— Extracted material —
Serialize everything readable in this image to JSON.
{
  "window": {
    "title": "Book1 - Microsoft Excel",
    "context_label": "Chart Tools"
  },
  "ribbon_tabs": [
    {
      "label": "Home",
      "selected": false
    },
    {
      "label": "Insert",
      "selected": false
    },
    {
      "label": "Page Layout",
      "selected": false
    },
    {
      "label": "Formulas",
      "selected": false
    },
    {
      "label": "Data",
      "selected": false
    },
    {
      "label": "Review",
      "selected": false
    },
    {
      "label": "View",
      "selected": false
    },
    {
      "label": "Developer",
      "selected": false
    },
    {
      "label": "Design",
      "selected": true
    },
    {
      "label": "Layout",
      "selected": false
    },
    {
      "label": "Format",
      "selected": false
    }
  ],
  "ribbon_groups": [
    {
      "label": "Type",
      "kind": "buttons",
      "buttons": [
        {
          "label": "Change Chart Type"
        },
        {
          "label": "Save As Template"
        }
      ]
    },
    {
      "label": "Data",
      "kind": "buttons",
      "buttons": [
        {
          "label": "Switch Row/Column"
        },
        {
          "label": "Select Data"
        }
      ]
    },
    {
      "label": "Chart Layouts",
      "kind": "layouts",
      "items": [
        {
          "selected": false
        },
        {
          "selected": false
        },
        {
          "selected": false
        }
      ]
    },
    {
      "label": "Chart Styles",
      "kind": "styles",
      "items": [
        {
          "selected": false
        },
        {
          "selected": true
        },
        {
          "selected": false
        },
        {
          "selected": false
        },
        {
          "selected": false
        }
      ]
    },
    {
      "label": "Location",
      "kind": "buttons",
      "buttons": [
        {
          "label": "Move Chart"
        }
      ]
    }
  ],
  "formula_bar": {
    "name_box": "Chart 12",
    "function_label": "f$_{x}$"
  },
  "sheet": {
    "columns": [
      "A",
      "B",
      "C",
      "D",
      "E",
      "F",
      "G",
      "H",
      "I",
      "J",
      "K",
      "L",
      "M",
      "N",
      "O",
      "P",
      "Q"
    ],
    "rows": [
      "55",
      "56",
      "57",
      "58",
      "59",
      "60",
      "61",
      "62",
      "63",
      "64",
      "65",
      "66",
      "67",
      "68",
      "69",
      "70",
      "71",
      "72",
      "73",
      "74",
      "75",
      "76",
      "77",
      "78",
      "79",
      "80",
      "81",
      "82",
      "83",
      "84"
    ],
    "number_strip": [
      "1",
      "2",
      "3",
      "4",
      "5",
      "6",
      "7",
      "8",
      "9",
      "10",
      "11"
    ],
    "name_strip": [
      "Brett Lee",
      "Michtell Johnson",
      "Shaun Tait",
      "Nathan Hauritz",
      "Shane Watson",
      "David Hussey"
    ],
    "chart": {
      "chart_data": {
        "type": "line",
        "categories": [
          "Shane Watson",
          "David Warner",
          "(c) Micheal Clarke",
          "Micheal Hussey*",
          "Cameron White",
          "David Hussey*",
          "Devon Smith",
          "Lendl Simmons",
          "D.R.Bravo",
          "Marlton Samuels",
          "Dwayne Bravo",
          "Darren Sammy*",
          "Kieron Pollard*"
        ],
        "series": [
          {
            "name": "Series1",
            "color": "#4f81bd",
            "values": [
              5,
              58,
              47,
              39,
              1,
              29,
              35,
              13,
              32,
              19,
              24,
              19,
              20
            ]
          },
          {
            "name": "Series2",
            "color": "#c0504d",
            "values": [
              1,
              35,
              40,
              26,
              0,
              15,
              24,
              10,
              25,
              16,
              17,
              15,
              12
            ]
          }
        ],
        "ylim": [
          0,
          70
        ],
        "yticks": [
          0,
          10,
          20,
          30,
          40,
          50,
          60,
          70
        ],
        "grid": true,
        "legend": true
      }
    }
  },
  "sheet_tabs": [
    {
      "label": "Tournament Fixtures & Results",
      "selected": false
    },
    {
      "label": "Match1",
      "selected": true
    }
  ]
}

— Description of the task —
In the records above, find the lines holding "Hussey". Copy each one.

— Task answer —
      "David Hussey"
          "Micheal Hussey*",
          "David Hussey*",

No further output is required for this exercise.